(Interface dataset entries)
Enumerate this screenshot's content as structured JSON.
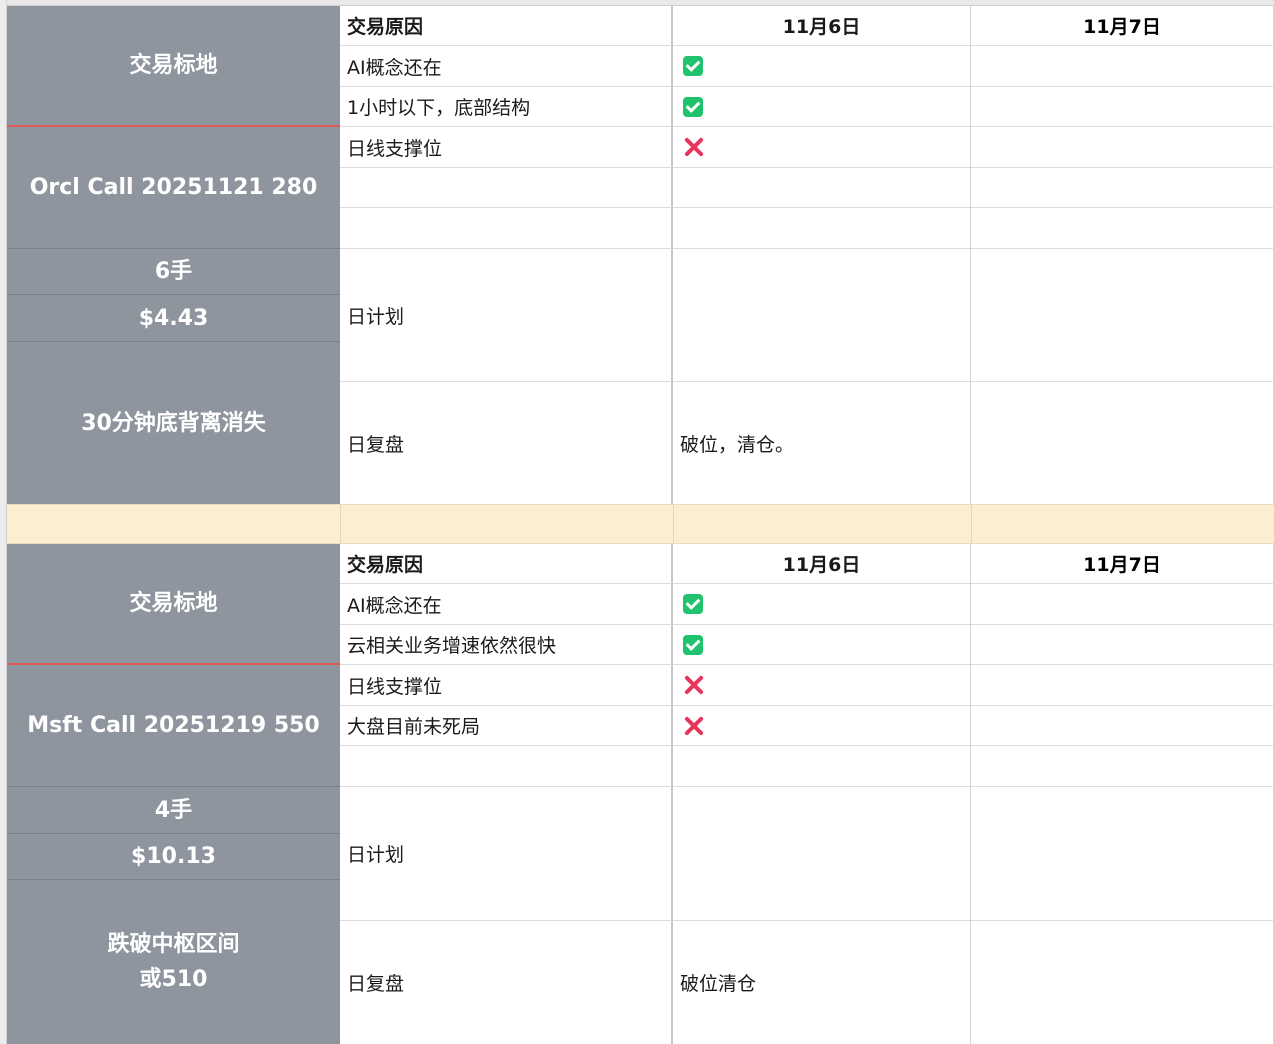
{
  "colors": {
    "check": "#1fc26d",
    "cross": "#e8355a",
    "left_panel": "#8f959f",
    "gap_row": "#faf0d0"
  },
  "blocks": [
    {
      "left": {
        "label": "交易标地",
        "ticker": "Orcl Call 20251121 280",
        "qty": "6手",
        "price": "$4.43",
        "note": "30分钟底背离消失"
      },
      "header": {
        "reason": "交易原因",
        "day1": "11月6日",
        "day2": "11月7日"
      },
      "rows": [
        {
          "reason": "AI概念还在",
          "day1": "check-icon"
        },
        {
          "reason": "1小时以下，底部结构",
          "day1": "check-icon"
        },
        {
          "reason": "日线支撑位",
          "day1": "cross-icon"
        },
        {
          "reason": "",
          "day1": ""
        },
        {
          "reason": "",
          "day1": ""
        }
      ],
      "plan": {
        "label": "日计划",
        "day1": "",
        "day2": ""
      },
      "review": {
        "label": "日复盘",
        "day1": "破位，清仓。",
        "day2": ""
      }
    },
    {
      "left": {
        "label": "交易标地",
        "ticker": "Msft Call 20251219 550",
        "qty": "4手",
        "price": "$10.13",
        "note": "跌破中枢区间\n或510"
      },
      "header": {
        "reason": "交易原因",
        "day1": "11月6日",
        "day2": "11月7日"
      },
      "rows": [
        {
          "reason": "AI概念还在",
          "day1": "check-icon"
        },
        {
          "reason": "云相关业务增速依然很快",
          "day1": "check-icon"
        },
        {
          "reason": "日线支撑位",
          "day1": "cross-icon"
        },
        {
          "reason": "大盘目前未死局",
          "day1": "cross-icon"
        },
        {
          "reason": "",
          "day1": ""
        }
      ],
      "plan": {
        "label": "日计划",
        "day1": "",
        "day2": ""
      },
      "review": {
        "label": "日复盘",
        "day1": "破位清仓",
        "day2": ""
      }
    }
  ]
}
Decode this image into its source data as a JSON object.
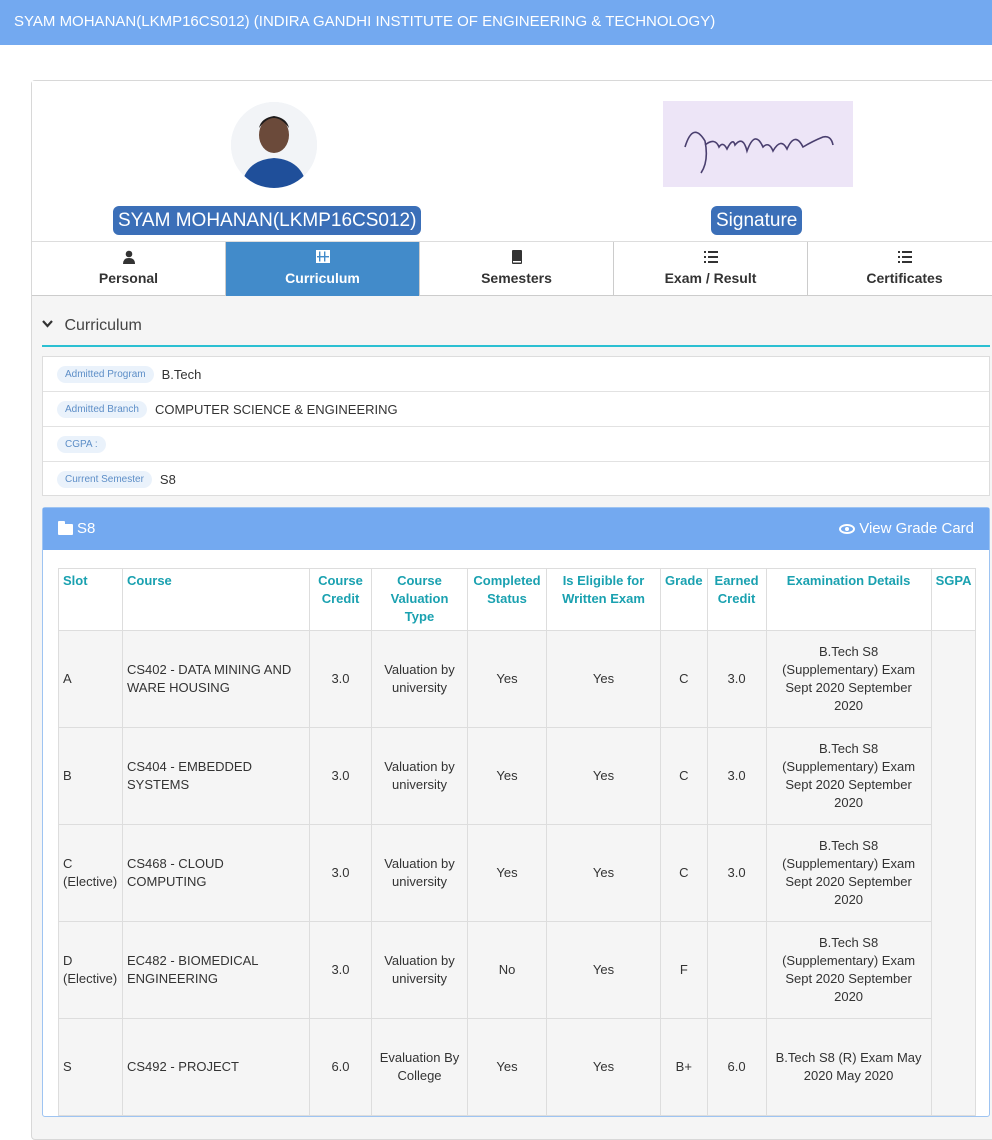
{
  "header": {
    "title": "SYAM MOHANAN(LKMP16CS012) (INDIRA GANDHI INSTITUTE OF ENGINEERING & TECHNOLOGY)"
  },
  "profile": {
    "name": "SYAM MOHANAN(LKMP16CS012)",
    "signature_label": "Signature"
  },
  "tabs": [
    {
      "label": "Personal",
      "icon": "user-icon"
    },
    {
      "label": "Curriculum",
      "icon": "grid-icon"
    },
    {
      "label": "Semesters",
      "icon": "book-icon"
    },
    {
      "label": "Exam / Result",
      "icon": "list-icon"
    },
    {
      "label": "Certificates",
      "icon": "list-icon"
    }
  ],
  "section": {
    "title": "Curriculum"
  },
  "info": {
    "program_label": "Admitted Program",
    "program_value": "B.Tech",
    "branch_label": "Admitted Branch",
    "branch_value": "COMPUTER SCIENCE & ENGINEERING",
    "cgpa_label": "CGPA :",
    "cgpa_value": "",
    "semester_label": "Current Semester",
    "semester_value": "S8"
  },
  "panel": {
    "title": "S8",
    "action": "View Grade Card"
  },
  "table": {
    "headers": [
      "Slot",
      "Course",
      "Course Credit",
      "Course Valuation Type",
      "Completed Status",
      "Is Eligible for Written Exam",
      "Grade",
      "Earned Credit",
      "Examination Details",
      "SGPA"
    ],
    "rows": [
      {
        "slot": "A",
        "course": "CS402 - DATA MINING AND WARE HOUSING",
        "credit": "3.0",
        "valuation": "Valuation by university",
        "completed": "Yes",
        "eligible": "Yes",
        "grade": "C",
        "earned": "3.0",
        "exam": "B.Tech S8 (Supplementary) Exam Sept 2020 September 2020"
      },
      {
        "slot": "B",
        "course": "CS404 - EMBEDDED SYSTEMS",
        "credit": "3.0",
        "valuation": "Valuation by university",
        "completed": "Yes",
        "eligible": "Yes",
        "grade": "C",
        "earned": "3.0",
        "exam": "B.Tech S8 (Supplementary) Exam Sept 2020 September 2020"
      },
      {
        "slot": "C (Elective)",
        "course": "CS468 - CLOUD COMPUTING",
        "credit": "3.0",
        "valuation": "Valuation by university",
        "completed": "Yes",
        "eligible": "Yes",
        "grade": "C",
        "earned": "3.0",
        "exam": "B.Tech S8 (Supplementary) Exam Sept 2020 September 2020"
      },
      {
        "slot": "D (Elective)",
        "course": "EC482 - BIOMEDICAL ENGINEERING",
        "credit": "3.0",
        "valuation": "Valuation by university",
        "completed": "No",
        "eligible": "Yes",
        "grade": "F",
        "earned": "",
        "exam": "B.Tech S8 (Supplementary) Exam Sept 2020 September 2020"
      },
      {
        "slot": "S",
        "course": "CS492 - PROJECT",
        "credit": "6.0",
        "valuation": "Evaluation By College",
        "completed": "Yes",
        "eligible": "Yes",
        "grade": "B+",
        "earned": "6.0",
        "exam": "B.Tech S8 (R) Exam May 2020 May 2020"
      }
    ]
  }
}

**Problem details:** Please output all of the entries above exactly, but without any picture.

**Written answer:**
Enumerate this screenshot's content as structured JSON.
{
  "colors": {
    "check": "#1fc26d",
    "cross": "#e8355a",
    "left_panel": "#8f959f",
    "gap_row": "#faf0d0"
  },
  "blocks": [
    {
      "left": {
        "label": "交易标地",
        "ticker": "Orcl Call 20251121 280",
        "qty": "6手",
        "price": "$4.43",
        "note": "30分钟底背离消失"
      },
      "header": {
        "reason": "交易原因",
        "day1": "11月6日",
        "day2": "11月7日"
      },
      "rows": [
        {
          "reason": "AI概念还在",
          "day1": "check-icon"
        },
        {
          "reason": "1小时以下，底部结构",
          "day1": "check-icon"
        },
        {
          "reason": "日线支撑位",
          "day1": "cross-icon"
        },
        {
          "reason": "",
          "day1": ""
        },
        {
          "reason": "",
          "day1": ""
        }
      ],
      "plan": {
        "label": "日计划",
        "day1": "",
        "day2": ""
      },
      "review": {
        "label": "日复盘",
        "day1": "破位，清仓。",
        "day2": ""
      }
    },
    {
      "left": {
        "label": "交易标地",
        "ticker": "Msft Call 20251219 550",
        "qty": "4手",
        "price": "$10.13",
        "note": "跌破中枢区间\n或510"
      },
      "header": {
        "reason": "交易原因",
        "day1": "11月6日",
        "day2": "11月7日"
      },
      "rows": [
        {
          "reason": "AI概念还在",
          "day1": "check-icon"
        },
        {
          "reason": "云相关业务增速依然很快",
          "day1": "check-icon"
        },
        {
          "reason": "日线支撑位",
          "day1": "cross-icon"
        },
        {
          "reason": "大盘目前未死局",
          "day1": "cross-icon"
        },
        {
          "reason": "",
          "day1": ""
        }
      ],
      "plan": {
        "label": "日计划",
        "day1": "",
        "day2": ""
      },
      "review": {
        "label": "日复盘",
        "day1": "破位清仓",
        "day2": ""
      }
    }
  ]
}
Decode this image into its source data as a JSON object.
{
  "header": {
    "title": "SYAM MOHANAN(LKMP16CS012) (INDIRA GANDHI INSTITUTE OF ENGINEERING & TECHNOLOGY)"
  },
  "profile": {
    "name": "SYAM MOHANAN(LKMP16CS012)",
    "signature_label": "Signature"
  },
  "tabs": [
    {
      "label": "Personal",
      "icon": "user-icon"
    },
    {
      "label": "Curriculum",
      "icon": "grid-icon"
    },
    {
      "label": "Semesters",
      "icon": "book-icon"
    },
    {
      "label": "Exam / Result",
      "icon": "list-icon"
    },
    {
      "label": "Certificates",
      "icon": "list-icon"
    }
  ],
  "section": {
    "title": "Curriculum"
  },
  "info": {
    "program_label": "Admitted Program",
    "program_value": "B.Tech",
    "branch_label": "Admitted Branch",
    "branch_value": "COMPUTER SCIENCE & ENGINEERING",
    "cgpa_label": "CGPA :",
    "cgpa_value": "",
    "semester_label": "Current Semester",
    "semester_value": "S8"
  },
  "panel": {
    "title": "S8",
    "action": "View Grade Card"
  },
  "table": {
    "headers": [
      "Slot",
      "Course",
      "Course Credit",
      "Course Valuation Type",
      "Completed Status",
      "Is Eligible for Written Exam",
      "Grade",
      "Earned Credit",
      "Examination Details",
      "SGPA"
    ],
    "rows": [
      {
        "slot": "A",
        "course": "CS402 - DATA MINING AND WARE HOUSING",
        "credit": "3.0",
        "valuation": "Valuation by university",
        "completed": "Yes",
        "eligible": "Yes",
        "grade": "C",
        "earned": "3.0",
        "exam": "B.Tech S8 (Supplementary) Exam Sept 2020 September 2020"
      },
      {
        "slot": "B",
        "course": "CS404 - EMBEDDED SYSTEMS",
        "credit": "3.0",
        "valuation": "Valuation by university",
        "completed": "Yes",
        "eligible": "Yes",
        "grade": "C",
        "earned": "3.0",
        "exam": "B.Tech S8 (Supplementary) Exam Sept 2020 September 2020"
      },
      {
        "slot": "C (Elective)",
        "course": "CS468 - CLOUD COMPUTING",
        "credit": "3.0",
        "valuation": "Valuation by university",
        "completed": "Yes",
        "eligible": "Yes",
        "grade": "C",
        "earned": "3.0",
        "exam": "B.Tech S8 (Supplementary) Exam Sept 2020 September 2020"
      },
      {
        "slot": "D (Elective)",
        "course": "EC482 - BIOMEDICAL ENGINEERING",
        "credit": "3.0",
        "valuation": "Valuation by university",
        "completed": "No",
        "eligible": "Yes",
        "grade": "F",
        "earned": "",
        "exam": "B.Tech S8 (Supplementary) Exam Sept 2020 September 2020"
      },
      {
        "slot": "S",
        "course": "CS492 - PROJECT",
        "credit": "6.0",
        "valuation": "Evaluation By College",
        "completed": "Yes",
        "eligible": "Yes",
        "grade": "B+",
        "earned": "6.0",
        "exam": "B.Tech S8 (R) Exam May 2020 May 2020"
      }
    ]
  }
}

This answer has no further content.